Throughout nature simple elements can self-organize into behaviors that seem unexpectedly complex. Scientists are beginning to understand this phenomenon known as emergence. Piero Amodoio of Cambridge University breaks down the evolution of octopus intelligence. And scientists at the University of Texas are studying zombie cells in mice to better understand dementia in humans.
We take a look at a GPS system for your body that helps detect diseases. Our brains are constantly processing information including memories, but how does our brains decide which memories to keep and which ones to discard? Dr. Daphna Shohamy, Columbia University professor, helps answer this question. We talk to Jeremy N. Smith, author of “Breaking and Entering: The Extraordinary Story of a Hacker Called Alien,” about a hacker’s perfect target. And a design group in Texas is on a mission to give highways a colorful makeover.
Join us as we dive into the mischievous world of raccoons. Researchers at the University of Wyoming are re-evaluating the under-the-radar intelligence of these tricky animals. Computer hackers are a huge problem all over the world, but a company in Texas is working on a different solution to combat them. And we take an in-depth look at a 7,000-year-old underwater discovery off Manasota Key, Florida.

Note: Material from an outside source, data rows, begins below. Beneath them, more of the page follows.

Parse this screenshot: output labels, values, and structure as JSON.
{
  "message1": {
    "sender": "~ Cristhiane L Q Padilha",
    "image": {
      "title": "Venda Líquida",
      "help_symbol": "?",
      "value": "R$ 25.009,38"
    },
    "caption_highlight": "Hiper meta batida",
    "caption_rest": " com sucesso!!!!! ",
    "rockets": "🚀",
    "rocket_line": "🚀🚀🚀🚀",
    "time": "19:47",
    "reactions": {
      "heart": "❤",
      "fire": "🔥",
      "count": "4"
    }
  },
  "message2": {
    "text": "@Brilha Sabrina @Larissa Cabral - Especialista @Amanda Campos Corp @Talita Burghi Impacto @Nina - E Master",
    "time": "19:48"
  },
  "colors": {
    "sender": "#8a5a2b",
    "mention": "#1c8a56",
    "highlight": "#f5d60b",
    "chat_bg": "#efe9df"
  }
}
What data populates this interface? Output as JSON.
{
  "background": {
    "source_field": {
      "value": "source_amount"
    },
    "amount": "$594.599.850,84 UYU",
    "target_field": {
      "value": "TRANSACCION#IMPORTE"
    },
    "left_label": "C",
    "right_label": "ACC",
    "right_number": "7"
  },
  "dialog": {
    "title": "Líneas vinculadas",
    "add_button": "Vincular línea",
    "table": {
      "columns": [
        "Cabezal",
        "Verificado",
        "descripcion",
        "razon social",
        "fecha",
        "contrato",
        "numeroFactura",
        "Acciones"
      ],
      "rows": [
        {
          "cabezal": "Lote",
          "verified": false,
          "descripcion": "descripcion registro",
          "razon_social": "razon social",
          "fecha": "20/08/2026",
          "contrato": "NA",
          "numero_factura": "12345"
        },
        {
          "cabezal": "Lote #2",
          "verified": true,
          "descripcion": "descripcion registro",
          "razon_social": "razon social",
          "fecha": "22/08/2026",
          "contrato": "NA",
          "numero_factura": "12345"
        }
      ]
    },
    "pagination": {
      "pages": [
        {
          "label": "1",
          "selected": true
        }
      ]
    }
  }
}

We take an in-depth look at the cat tongue and uncover small spines that resemble hooks call papillae and other interesting qualities. Self-proclaimed science evangelist, Ainissa Ramirez, breaks down why leaves change color. Two Grand Valley State University student’s passion for space inspired them to create a local astronomy club on campus. Today that club is giving the people of Michigan a special view of space. And the Scientific Computing and Imagining Institute in Salt Lake City, Utah has been exploring how telehealth technology can save time and travel for patients by making specialized medical care available in smaller cities and rural areas.